- Political unrest and extortion relating to the negotiation of fisheries regulations and quotas.
- Illegal, unreported, and unregulated fishing/extraction of sea cucumbers; violent and armed robbery relating to sea cucumber catches
- The illegal gathering of wood used in processing.
- Misreporting, underreporting, and failing to report catches.
- The smuggling and laundering of sea cucumbers and associated commodities.
- Fraud and deception at the point of sale.
- Tax evasion and money laundering, with corruption undergirding all of these criminal acts.
The chapter concludes with an examination of the socioeconomic and physical harms of sea cucumber crime.
Chapter 6 - Beyond Beche-de-Mer
This chapter was written by Jean-Francois Hamel (Society for the Exploration and Valuing of the Environment), Annie Mercier (Department of Ocean Sciences, Memorial University), and Teale Phelps Bondaroff. The chapter takes a broad look at the commercial and biotechnological uses of sea cucumbers, in order to understand deeper ties to this marine resource, beyond the traditional dried food items (trepang, beche-de-mer) being sold mainly in Asian markets.
The chapter inventories products derived from and inspired by sea cucumber, including lesser-known food products for human and pet consumption, nonfood products (e.g. cosmetic, nutraceutical, pharmaceutical, and biomedical applications), and biomimetics.
Chapter 7 - Sea Cucumbers in Popular Culture
Written by Teale Phelps Bondaroff, Jean-Francois Hamel, and Annie Mercier, this chapter explores the many ways in which sea cucumbers are appreciated in popular culture.
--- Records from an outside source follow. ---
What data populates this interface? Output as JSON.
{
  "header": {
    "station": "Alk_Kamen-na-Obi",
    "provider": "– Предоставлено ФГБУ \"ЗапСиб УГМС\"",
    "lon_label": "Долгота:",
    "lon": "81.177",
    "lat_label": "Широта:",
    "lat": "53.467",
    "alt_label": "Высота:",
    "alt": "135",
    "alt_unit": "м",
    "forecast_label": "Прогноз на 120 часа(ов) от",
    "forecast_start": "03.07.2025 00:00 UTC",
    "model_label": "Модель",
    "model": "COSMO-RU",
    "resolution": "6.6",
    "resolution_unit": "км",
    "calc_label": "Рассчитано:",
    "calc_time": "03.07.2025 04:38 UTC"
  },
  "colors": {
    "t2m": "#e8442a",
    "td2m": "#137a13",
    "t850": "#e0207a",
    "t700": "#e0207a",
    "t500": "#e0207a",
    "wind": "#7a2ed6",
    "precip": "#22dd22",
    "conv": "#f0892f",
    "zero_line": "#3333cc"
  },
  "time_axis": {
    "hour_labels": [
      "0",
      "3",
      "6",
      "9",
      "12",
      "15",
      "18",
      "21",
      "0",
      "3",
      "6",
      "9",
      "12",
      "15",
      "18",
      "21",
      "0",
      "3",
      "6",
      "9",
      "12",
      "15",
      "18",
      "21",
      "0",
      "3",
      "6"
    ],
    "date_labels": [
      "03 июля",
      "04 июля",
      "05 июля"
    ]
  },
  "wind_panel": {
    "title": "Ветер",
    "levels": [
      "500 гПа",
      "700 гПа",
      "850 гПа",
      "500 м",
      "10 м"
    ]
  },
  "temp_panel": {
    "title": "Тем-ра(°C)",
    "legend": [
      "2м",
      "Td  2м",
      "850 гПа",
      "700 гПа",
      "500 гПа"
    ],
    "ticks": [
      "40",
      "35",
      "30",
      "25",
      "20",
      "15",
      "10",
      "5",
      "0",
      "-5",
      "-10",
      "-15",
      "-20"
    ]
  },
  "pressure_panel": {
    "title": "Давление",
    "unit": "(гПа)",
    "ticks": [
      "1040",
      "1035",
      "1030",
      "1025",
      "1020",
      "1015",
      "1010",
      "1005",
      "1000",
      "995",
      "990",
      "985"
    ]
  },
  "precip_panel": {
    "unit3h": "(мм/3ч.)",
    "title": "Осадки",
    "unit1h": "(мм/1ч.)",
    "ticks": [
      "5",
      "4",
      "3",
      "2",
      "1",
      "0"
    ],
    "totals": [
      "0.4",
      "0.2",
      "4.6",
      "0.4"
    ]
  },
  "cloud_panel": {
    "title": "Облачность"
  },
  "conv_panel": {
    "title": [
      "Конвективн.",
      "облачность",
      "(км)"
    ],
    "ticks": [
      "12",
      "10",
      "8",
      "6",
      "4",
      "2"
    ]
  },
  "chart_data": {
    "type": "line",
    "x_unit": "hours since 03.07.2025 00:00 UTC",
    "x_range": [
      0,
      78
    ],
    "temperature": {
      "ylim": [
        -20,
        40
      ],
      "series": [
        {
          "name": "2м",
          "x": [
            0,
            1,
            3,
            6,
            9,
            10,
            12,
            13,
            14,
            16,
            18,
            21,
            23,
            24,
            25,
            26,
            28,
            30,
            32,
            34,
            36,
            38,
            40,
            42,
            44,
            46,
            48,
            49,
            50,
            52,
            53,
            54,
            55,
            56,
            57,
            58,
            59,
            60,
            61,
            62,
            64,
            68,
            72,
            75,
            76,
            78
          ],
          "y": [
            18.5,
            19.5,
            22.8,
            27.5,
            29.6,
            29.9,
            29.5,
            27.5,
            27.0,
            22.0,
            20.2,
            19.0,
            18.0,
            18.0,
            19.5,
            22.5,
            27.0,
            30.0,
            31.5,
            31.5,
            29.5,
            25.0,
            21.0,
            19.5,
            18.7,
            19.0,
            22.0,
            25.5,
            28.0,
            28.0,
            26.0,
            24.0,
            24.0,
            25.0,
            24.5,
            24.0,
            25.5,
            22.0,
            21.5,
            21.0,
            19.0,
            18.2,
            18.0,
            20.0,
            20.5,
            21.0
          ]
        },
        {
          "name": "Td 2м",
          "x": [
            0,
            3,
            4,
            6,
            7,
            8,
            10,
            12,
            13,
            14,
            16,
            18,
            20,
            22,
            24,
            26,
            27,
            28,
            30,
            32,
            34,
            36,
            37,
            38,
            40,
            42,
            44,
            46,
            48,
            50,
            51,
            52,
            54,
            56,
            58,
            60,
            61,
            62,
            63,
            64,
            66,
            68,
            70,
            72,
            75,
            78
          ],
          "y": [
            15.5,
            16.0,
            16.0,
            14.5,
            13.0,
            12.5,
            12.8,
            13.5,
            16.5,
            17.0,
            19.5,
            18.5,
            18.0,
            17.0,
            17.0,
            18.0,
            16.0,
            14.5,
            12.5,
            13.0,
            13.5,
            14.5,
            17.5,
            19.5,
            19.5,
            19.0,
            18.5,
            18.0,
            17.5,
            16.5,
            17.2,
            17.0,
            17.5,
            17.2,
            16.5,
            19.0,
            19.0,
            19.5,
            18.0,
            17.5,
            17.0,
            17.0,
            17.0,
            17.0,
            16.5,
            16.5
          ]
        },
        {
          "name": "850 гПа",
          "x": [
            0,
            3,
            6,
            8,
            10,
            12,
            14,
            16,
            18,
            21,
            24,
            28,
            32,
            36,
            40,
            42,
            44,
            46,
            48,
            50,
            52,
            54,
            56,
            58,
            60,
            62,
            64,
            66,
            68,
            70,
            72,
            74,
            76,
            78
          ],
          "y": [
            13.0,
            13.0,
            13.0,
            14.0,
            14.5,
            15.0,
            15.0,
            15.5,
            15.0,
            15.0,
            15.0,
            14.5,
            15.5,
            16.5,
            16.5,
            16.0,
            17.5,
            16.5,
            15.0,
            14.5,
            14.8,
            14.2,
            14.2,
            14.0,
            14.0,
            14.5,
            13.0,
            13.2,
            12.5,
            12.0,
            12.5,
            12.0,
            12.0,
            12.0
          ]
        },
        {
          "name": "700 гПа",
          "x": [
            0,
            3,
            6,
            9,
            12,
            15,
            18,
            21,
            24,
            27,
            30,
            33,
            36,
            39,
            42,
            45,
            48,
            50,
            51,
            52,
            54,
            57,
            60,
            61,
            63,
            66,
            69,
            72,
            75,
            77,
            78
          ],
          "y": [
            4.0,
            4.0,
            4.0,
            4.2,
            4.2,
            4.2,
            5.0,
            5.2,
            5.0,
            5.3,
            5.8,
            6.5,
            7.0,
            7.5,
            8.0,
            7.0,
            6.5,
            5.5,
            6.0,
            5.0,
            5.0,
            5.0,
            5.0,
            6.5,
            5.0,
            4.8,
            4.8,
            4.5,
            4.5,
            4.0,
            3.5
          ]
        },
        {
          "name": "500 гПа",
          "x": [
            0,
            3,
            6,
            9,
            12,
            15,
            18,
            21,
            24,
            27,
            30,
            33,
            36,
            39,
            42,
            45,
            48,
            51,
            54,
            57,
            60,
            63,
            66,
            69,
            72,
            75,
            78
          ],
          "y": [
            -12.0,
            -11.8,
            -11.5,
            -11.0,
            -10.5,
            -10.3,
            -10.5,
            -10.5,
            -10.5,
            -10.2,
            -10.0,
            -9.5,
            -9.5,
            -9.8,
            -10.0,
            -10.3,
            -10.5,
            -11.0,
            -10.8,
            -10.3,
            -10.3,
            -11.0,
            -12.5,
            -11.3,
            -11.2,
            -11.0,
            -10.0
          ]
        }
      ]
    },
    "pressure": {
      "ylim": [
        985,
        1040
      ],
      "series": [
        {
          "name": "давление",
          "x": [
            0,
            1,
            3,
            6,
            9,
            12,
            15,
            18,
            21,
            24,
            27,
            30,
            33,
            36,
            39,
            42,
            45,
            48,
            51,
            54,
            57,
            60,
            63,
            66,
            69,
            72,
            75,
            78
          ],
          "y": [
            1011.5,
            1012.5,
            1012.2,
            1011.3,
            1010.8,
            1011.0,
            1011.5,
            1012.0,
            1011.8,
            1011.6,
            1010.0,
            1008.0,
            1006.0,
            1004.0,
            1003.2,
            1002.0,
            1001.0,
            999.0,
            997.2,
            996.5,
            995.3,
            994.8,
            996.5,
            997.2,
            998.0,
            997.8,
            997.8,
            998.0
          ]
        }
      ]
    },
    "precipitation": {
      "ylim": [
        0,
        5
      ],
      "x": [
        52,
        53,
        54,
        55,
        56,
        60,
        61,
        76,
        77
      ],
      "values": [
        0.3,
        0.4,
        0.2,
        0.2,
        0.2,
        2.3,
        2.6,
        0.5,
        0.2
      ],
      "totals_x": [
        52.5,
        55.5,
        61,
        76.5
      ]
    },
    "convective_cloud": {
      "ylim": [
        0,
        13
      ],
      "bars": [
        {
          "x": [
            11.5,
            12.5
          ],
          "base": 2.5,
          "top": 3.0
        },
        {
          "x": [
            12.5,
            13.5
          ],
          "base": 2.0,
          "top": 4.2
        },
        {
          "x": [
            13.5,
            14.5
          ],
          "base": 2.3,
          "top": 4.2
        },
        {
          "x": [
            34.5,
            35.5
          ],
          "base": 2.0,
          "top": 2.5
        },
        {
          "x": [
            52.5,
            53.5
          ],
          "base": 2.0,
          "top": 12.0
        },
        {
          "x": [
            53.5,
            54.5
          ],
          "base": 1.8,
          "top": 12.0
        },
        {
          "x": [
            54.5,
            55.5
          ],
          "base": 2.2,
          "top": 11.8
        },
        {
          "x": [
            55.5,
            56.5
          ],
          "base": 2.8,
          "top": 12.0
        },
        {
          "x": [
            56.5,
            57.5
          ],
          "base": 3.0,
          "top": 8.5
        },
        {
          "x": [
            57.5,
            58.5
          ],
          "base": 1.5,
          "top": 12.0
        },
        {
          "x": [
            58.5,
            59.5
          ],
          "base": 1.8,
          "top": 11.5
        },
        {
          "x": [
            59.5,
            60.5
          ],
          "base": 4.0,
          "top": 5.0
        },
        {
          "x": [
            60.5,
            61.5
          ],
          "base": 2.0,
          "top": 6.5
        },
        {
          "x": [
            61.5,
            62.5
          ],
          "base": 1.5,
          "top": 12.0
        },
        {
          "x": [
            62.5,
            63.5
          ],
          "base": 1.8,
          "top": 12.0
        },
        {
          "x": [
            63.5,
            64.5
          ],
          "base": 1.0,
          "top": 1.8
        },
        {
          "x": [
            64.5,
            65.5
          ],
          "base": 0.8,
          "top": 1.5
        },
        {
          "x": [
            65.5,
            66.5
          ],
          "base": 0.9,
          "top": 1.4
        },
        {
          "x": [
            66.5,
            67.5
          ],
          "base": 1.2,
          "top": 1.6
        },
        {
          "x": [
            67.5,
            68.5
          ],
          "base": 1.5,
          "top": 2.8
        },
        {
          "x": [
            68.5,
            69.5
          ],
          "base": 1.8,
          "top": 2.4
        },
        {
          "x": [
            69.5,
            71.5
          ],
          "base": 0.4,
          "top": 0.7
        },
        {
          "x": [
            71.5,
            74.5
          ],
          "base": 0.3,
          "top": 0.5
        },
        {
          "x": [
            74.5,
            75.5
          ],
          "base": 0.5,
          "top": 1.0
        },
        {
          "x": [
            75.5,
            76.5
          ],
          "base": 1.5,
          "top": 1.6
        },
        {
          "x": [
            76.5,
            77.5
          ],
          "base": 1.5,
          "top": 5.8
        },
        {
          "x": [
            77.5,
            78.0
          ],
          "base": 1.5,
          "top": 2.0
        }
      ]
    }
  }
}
While commercial exploitation and scientific research are at the forefront of interest in sea cucumbers, societal ties with these strange animals often remain underappreciated.
A search of a range of media reveals sea cucumbers as mysterious, strange, exotic, comical, and titillating creatures. As a muse to artists, sea cucumbers have inspired eerie experimentation, satirical strains, aggressive punk anthems, and reams of poetry.
In writing, sea cucumbers sometimes serve as a literary device, evoking the liminal and the fantastical, or they may serve to set the scene as exotic or decadent. The alien nature of the sea cucumber has also made them the inspiration for a number of monsters across media. On the rare occasion where they are anthropomorphized, they are seldom portrayed as sympathetic. Sea cucumbers are particularly prominent in anime and manga, serving as the inspiration for a Pokémon.
One major theme across media is the association of the sea cucumber with the phallic, which has the effect of objectifying the sea cucumber. Though they are prevalent in popular culture, general familiarity with sea cucumbers remains low, such that those introducing them often feel the need to explain that they are not vegetables/plants.
Despite this general lack of awareness, sea cucumbers have inspired a range of commercial products, and publishing companies, record labels, and even the official language of Vanuatu, have been named after sea cucumbers. Examining how sea cucumbers are framed and portrayed in popular culture sheds light on our collective understanding of these echinoderms.
Our work on sea cucumber crime is ongoing. Our Research Team is currently investigating the scale of crime in Canadian sea cucumber fisheries and looking at hotspots for this form of wildlife crime around the world!